How to Tile a Countertop - dummies

How to Tile a Countertop

If you are making a tile countertop in your kitchen or bath, plan your tile layout before you begin. Plan your layout with courses of full (uncut) tiles starting at the front edge; any rows of cut tiles will be at the ends and at the backsplash, where they will be less noticeable.

To ensure that cut tiles at the ends are equal width and not too narrow, mark the left-to-right center of the counter and plan the first front-to-back row so it is either centered over this mark or a grout line between two rows of tiles will be. Choose whichever layout yields the largest cut tiles on the ends. Bend this rule on sink counters when the sink is not centered. Shift the layout so it is centered on the sink, which is typically a focal point.

If you plan to edge the front of the counter with trim tiles, dry-fit that trim and, if relevant, the tile that will face the countertop. Allowing for a grout line, pencil a layout line parallel to the front edge at this point to guide positioning the front edge of the first course of full tiles.

Many tiles have built-in lugs on the side for spacing. If your tiles don’t have lugs, use plastic spacers so they align properly.

Follow these steps to lay the tiles:

  1. Dry-fit the first course and the center row of tiles to verify your layout.

  2. Using a framing square, mark a layout line perpendicular to the front edge along the edge of the row.

    Your first tile will be positioned adjacent to the two layout lines.

  3. Mix a small batch of thinset mortar with latex bonding additive according to directions.

  4. Apply thinset to the backerboard up to the layout lines with the smooth side of a trowel. Then use the notched side of the trowel, held at a 45-degee angle, to comb the thinset.

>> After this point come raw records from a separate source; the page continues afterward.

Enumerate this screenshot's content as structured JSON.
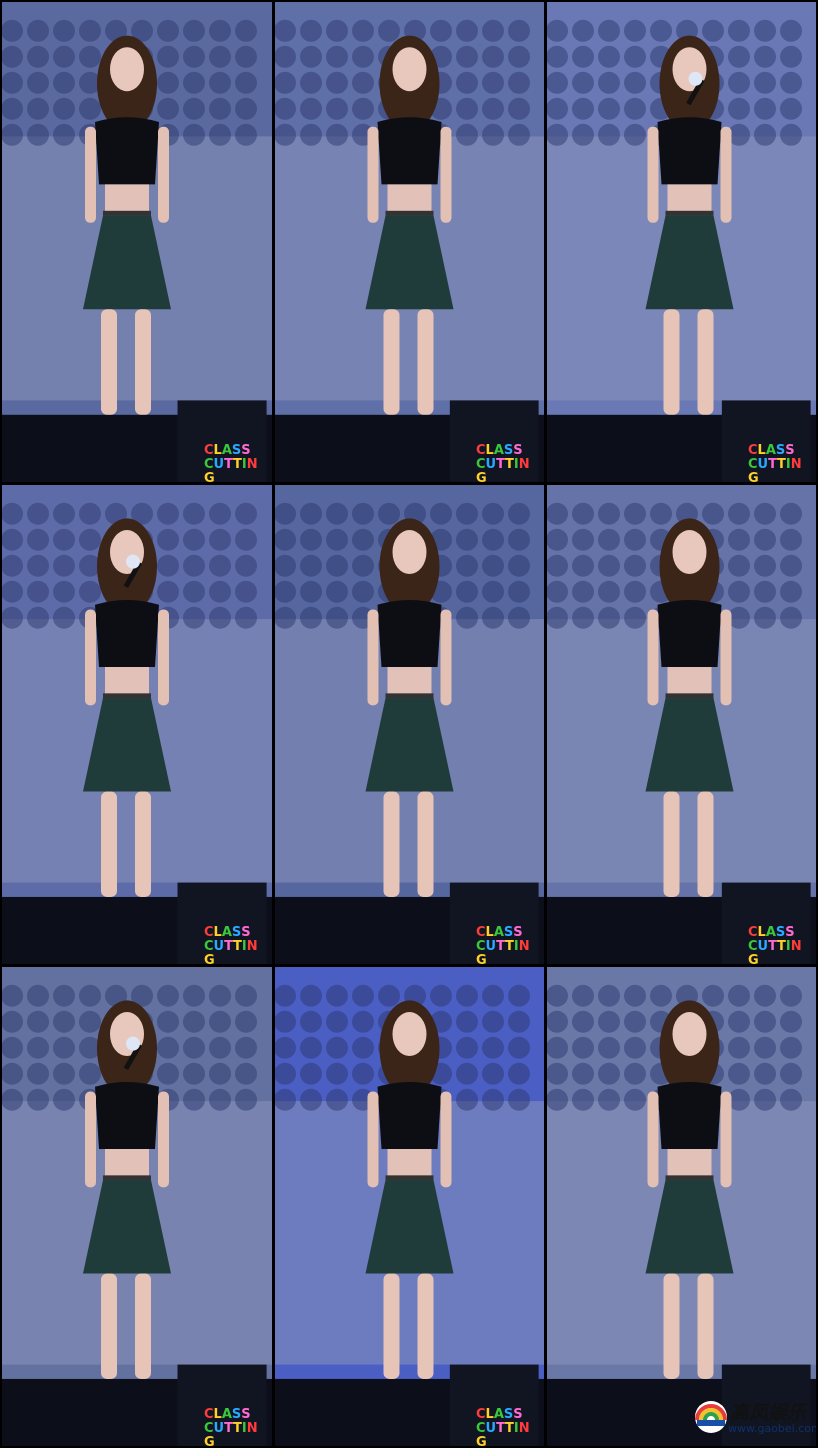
{
  "panels": [
    {
      "id": 1,
      "pose": "standing",
      "bg": "#5a6aa0"
    },
    {
      "id": 2,
      "pose": "standing",
      "bg": "#5f6fa8"
    },
    {
      "id": 3,
      "pose": "singing",
      "bg": "#6a79b5"
    },
    {
      "id": 4,
      "pose": "singing",
      "bg": "#5d6ca9"
    },
    {
      "id": 5,
      "pose": "dancing",
      "bg": "#56669f"
    },
    {
      "id": 6,
      "pose": "bending",
      "bg": "#6573a8"
    },
    {
      "id": 7,
      "pose": "singing",
      "bg": "#62719f"
    },
    {
      "id": 8,
      "pose": "dancing",
      "bg": "#4a5ec4"
    },
    {
      "id": 9,
      "pose": "standing",
      "bg": "#6a78a8"
    }
  ],
  "watermark": {
    "line1": [
      "C",
      "L",
      "A",
      "S",
      "S"
    ],
    "line2": [
      "C",
      "U",
      "T",
      "T",
      "I",
      "N",
      "G"
    ],
    "colors": [
      "#ff3c3c",
      "#ffd02a",
      "#3cc83c",
      "#2aa8ff",
      "#ff6ad0",
      "#ffd02a",
      "#3cc83c"
    ]
  },
  "corner_logo": {
    "name": "高凤娱乐",
    "url": "www.gaobei.com"
  }
}
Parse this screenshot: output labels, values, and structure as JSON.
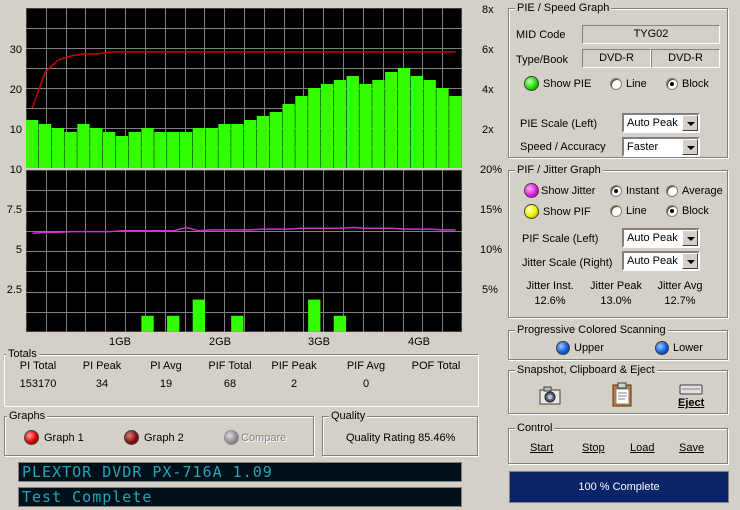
{
  "charts": {
    "top_axis_left": [
      "30",
      "20",
      "10"
    ],
    "top_axis_right": [
      "8x",
      "6x",
      "4x",
      "2x"
    ],
    "bottom_axis_left": [
      "10",
      "7.5",
      "5",
      "2.5"
    ],
    "bottom_axis_right": [
      "20%",
      "15%",
      "10%",
      "5%"
    ],
    "x_labels": [
      "1GB",
      "2GB",
      "3GB",
      "4GB"
    ],
    "colors": {
      "pie": "#33ff00",
      "speed": "#cc0000",
      "jitter": "#cc33cc",
      "pif": "#33ff00",
      "background": "#000000",
      "grid": "#808080"
    }
  },
  "chart_data": [
    {
      "type": "bar",
      "title": "",
      "x_labels": [
        "1GB",
        "2GB",
        "3GB",
        "4GB"
      ],
      "y_ticks_left": [
        "30",
        "20",
        "10"
      ],
      "y_ticks_right": [
        "8x",
        "6x",
        "4x",
        "2x"
      ],
      "ylim_left": [
        0,
        40
      ],
      "ylim_right": [
        0,
        8
      ],
      "series": [
        {
          "name": "PIE",
          "type": "bar",
          "color": "#33ff00",
          "values": [
            12,
            11,
            10,
            9,
            11,
            10,
            9,
            8,
            9,
            10,
            9,
            9,
            9,
            10,
            10,
            11,
            11,
            12,
            13,
            14,
            16,
            18,
            20,
            21,
            22,
            23,
            21,
            22,
            24,
            25,
            23,
            22,
            20,
            18
          ]
        },
        {
          "name": "Speed",
          "type": "line",
          "color": "#cc0000",
          "values": [
            3.0,
            4.8,
            5.4,
            5.6,
            5.7,
            5.7,
            5.8,
            5.8,
            5.8,
            5.8,
            5.8,
            5.8,
            5.8,
            5.8,
            5.8,
            5.8,
            5.8,
            5.8,
            5.8,
            5.8,
            5.8,
            5.8,
            5.8,
            5.8,
            5.8,
            5.8,
            5.8,
            5.8,
            5.8,
            5.8,
            5.8,
            5.8,
            5.8,
            5.8
          ]
        }
      ]
    },
    {
      "type": "bar",
      "title": "",
      "x_labels": [
        "1GB",
        "2GB",
        "3GB",
        "4GB"
      ],
      "y_ticks_left": [
        "10",
        "7.5",
        "5",
        "2.5"
      ],
      "y_ticks_right": [
        "20%",
        "15%",
        "10%",
        "5%"
      ],
      "ylim_left": [
        0,
        10
      ],
      "ylim_right": [
        0,
        20
      ],
      "series": [
        {
          "name": "PIF",
          "type": "bar",
          "color": "#33ff00",
          "values": [
            0,
            0,
            0,
            0,
            0,
            0,
            0,
            0,
            0,
            1,
            0,
            1,
            0,
            2,
            0,
            0,
            1,
            0,
            0,
            0,
            0,
            0,
            2,
            0,
            1,
            0,
            0,
            0,
            0,
            0,
            0,
            0,
            0,
            0
          ]
        },
        {
          "name": "Jitter",
          "type": "line",
          "color": "#cc33cc",
          "values": [
            12.2,
            12.3,
            12.3,
            12.4,
            12.4,
            12.4,
            12.4,
            12.5,
            12.5,
            12.5,
            12.5,
            12.5,
            12.9,
            12.5,
            12.6,
            12.6,
            12.6,
            12.6,
            12.7,
            12.7,
            12.7,
            12.8,
            12.8,
            12.8,
            12.8,
            12.9,
            12.8,
            12.8,
            12.8,
            12.7,
            12.7,
            12.7,
            12.6,
            12.6
          ]
        }
      ]
    }
  ],
  "pie_speed": {
    "title": "PIE / Speed Graph",
    "mid_code_label": "MID Code",
    "mid_code_value": "TYG02",
    "type_book_label": "Type/Book",
    "type_value": "DVD-R",
    "book_value": "DVD-R",
    "show_pie": "Show PIE",
    "line": "Line",
    "block": "Block",
    "pie_scale_label": "PIE Scale (Left)",
    "pie_scale_value": "Auto Peak",
    "speed_label": "Speed / Accuracy",
    "speed_value": "Faster"
  },
  "pif_jitter": {
    "title": "PIF / Jitter Graph",
    "show_jitter": "Show Jitter",
    "instant": "Instant",
    "average": "Average",
    "show_pif": "Show PIF",
    "line": "Line",
    "block": "Block",
    "pif_scale_label": "PIF Scale (Left)",
    "pif_scale_value": "Auto Peak",
    "jitter_scale_label": "Jitter Scale (Right)",
    "jitter_scale_value": "Auto Peak",
    "jitter_inst_label": "Jitter Inst.",
    "jitter_inst_value": "12.6%",
    "jitter_peak_label": "Jitter Peak",
    "jitter_peak_value": "13.0%",
    "jitter_avg_label": "Jitter Avg",
    "jitter_avg_value": "12.7%"
  },
  "scanning": {
    "title": "Progressive Colored Scanning",
    "upper": "Upper",
    "lower": "Lower"
  },
  "snapshot": {
    "title": "Snapshot,  Clipboard  & Eject",
    "eject": "Eject"
  },
  "control": {
    "title": "Control",
    "start": "Start",
    "stop": "Stop",
    "load": "Load",
    "save": "Save"
  },
  "progress": {
    "text": "100 % Complete",
    "fraction": 1.0
  },
  "totals": {
    "title": "Totals",
    "headers": [
      "PI Total",
      "PI Peak",
      "PI Avg",
      "PIF Total",
      "PIF Peak",
      "PIF Avg",
      "POF Total"
    ],
    "values": [
      "153170",
      "34",
      "19",
      "68",
      "2",
      "0",
      ""
    ]
  },
  "graphs": {
    "title": "Graphs",
    "graph1": "Graph 1",
    "graph2": "Graph 2",
    "compare": "Compare"
  },
  "quality": {
    "title": "Quality",
    "rating": "Quality Rating 85.46%"
  },
  "status": {
    "drive": "PLEXTOR DVDR   PX-716A 1.09",
    "message": "Test Complete"
  }
}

    Combing assures that the correct amount is applied and that the application is uniform. This, in turn, ensures a flat tile surface.

  5. Continue to spread mortar and lay full tiles on one side of the layout line, using spacers between them.

    Push each tile down to ensure full contact with the adhesive and lay a straight board across the set tiles to verify they are flat, check spacing and make needed adjustments as you go.

  6. After all the full tiles are in place, cut the border tiles and fit them into place before moving on to the next section of the counter and beginning the process again.

  7. Spread the grout diagonally over area no more than 5 feet wide at a time. Use a rubber float to push the grout into the spaces between the tiles.


    Read the grout manufacturer’s instructions for an overview of applying grout. Start with the tool held at a 30-degree angle until the joints are full and then cut away the excess grout with the tool nearly perpendicular to the surface

  8. Wait a few minutes and use a damp grout sponge to remove excess grout off the face of the tiles before it dries, trying not to disturb the grout lines. Wait a few more minutes and repeat until the tiles are clean.

  9. Use cheesecloth or a dry soft cloth to buff off any haze that may remain after 15 or 20 minutes.

  10. Follow the tile dealer’s advice and manufacturer’s instructions about whether, when, and how to apply a sealer that will help prevent food stains.